Carlsberg and Heineken both unanimously announced today to leave the country. After a strategic review the Dutch brewer decided “that Heineken’s ownership of the business in Russia is no longer sustainable nor viable in the current environment.” Equally Carlsberg said “we have taken the difficult and immediate decision to seek a full disposal of our business in Russia.”
Immediately after Russia’s President Putin's started invading Ukraine on February 24, both companies announced that there would be no new investments in Russia. One week later, the two brewers joined many other Western companies to halt operations in Russia. (inside.beer, 10.03.2022)
Today’s announcements go one step beyond because the companies commit to completely exit the country. “ Until this can be achieved they “maintain the recently announced reduced level of operations” (Carlsberg) or “continue with the recently reduced operations” (Heineken). Upon completion both brewers “will have no presence in Russia,”(Heineken & Carlsberg)

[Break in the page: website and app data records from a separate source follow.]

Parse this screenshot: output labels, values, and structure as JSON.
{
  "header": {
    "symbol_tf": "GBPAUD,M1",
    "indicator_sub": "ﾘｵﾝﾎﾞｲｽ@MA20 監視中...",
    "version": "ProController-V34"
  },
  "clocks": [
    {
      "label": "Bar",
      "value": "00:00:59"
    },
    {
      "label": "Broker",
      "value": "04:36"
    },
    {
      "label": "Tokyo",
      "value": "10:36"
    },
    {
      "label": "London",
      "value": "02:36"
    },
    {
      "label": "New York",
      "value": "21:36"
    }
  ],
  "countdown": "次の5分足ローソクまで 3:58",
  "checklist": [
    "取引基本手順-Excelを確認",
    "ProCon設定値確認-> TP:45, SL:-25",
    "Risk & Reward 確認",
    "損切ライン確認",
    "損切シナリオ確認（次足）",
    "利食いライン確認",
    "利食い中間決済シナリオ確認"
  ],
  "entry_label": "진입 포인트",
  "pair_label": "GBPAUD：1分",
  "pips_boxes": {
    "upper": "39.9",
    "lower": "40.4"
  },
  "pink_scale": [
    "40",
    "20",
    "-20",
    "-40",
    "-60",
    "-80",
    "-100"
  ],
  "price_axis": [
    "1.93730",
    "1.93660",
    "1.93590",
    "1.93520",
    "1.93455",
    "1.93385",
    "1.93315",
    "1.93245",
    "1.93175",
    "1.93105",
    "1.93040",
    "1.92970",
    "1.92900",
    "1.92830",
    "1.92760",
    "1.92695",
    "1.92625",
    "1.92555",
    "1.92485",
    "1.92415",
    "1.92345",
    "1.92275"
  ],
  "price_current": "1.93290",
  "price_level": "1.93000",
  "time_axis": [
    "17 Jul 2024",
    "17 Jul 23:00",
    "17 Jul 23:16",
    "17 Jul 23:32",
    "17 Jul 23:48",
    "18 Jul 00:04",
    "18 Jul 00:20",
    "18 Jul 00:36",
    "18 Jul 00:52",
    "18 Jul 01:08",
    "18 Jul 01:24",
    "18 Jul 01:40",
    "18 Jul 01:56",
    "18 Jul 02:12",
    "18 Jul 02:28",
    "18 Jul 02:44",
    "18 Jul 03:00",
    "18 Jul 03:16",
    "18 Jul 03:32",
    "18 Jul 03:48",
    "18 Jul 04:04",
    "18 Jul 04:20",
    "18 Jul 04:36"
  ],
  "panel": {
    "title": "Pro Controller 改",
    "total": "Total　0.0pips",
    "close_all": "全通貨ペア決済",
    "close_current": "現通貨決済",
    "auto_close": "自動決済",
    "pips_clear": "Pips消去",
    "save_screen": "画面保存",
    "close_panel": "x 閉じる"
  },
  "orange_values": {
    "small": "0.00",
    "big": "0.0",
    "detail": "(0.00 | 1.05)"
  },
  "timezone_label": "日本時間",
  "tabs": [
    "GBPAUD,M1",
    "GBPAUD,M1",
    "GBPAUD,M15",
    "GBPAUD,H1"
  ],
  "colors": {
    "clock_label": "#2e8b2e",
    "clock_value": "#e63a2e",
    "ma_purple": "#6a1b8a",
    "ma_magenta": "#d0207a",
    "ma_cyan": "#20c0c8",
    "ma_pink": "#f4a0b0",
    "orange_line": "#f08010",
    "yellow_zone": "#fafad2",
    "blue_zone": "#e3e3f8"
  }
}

Heineken also said it “will not profit from any transfer of ownership” and Carlsberg announced that “any profits generated during the humanitarian crisis will be donated to relief organisations.”
Heineken expects “impairment and other non-cash exceptional charges of approximately EUR 0.4 billion in total,” while Carlsberg did not immediately quantify the effect. In a statement, Carlsberg said that “the business will be reassessed at fair value, which will result in a substantial non-cash impairment charge. In 2021, the business in Russia reported revenue and operating profit of DKK 6.5bn and DKK 682m respectively.” Further details on the accounting impact of the planned disposal and the reintroduction of earnings guidance will be published later.
The announced step is not easy for both brewers, as Russia is the world's fifth largest country in terms of beer consumption. Especially for Carlsberg it is a major step since Carlsberg last year achieved 10% of its total sales and 6% of its operating profits in Russia.
For Heineken the decision is less painful as Russia makes up only around 2% of its global sales.
While Carlsberg and Heineken, the # 1 and 3 in the Russian beer market both took a clear position in respect to Russia`s invasion of the Ukraine, AB InBev that has a joint venture in Ukraine and Russia with Turkish brewer Anadolu Efes is more vague about the future of its business in Russia.
On March, 11 AB InBev issued a press statement saying: “We do not have a controlling stake at the joint venture and do not consolidate it in our accounts. We have requested the controlling shareholder to suspend the license for the production and sale of Bud in Russia. Furthermore, we are forfeiting all financial benefit from the joint venture operations.” (inside.beer, 11.03.2022)
However, after the new announcements from Heineken and Carlsberg, AB InBev is now also under pressure to terminate its operations in Russia. Most likely, AB InBev CEO Michel Doukeris will not wait for human rights organizations and engaged consumers to place AB InBev and its management against the wall of shame. A new statement is to be expected soon.